The misquotations of “my” instead of “thy” and “hooks” instead of “hoops” might or might not have been intentional. Abigail was unafraid of adapting quotations to suit her purposes, and did so frequently in her letters. However, it could also have been an honest mistake by a woman who had probably learned the passage some 60 years prior.

But the intent is clear: because Richard Rush was considered by John to be a friend, Abigail could consider him (and, by extension, his wife) one as well. Abigail had a habit of sprinkling quotations of Shakespeare (among others) into much of her correspondence, and this habit allowed one of her letters to find a home here at the Folger, amidst so many of the writers that she admired.

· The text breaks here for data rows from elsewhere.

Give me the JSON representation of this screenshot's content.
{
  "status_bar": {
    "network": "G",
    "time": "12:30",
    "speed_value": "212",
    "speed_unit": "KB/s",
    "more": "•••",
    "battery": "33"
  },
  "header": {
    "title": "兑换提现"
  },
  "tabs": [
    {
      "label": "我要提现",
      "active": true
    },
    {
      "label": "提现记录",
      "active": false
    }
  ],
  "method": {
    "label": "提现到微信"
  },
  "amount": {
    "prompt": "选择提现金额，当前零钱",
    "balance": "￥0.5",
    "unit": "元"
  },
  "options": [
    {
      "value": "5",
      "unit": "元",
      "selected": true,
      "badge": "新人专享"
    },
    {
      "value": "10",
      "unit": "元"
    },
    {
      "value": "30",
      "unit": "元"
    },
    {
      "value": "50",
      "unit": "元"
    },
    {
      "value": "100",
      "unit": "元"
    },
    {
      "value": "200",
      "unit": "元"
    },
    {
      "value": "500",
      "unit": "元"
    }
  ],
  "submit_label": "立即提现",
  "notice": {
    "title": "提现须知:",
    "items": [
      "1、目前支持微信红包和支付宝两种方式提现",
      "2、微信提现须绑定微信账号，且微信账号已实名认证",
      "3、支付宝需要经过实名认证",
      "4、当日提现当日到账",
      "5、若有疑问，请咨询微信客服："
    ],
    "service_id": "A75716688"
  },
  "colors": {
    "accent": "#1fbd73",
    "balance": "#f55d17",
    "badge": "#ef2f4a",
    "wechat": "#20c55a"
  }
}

I’d like to think that she’d be pleased with that.

At the other end of the Rose Exhibition Hall, the temporary exhibition Imprints in Time, an extraordinary assortment of 52 objects from Stuart and Mimi Rose’s collection, ranges through time and space from the Egyptian Book of the Dead, from about 100 BCE (that is, the first century BCE), to the Apollo 11 flight plan from 1969, annotated by the astronauts who used it. It offers several rare American artifacts, as shown below.

In addition to the Apollo flight plan, the exhibition includes the first work of poetry published by an African American, Phillis Wheatley, Poems on Various Subjects, Religious and Moral, 1773; the only book published by Thomas Jefferson in his lifetime, which was privately printed in 1785, Notes on the State of Virginia; and the first edition of the first of Frederick Douglass’s three autobiographies, in the original wrappers.

Other items include the uncut and unbound corrected proofs for Nathaniel Hawthorne’s The Scarlet Letter, with corrections in Hawthorne’s own hand; an edition of The Adventures of Huckleberry Finn inscribed by Samuel Langhorne Clemens (Mark Twain) to his wife; an inscribed presentation copy of L. Frank Baum’s The Wonderful Wizard of Oz; an inscribed presentation copy of F. Scott Fitzgerald’s The Great Gatsby; the earliest known presentation copy of J.D. Salinger’s The Catcher in the Rye; galley proofs of John F. Kennedy’s Profiles in Courage with corrections in his handwriting; and an advanced press copy of the 1963 “I have a dream” speech by Martin Luther King, Jr.

The Folger is closed on the Fourth of July, but we would love to share these and other wonderful offerings with you another day. Plan your visit.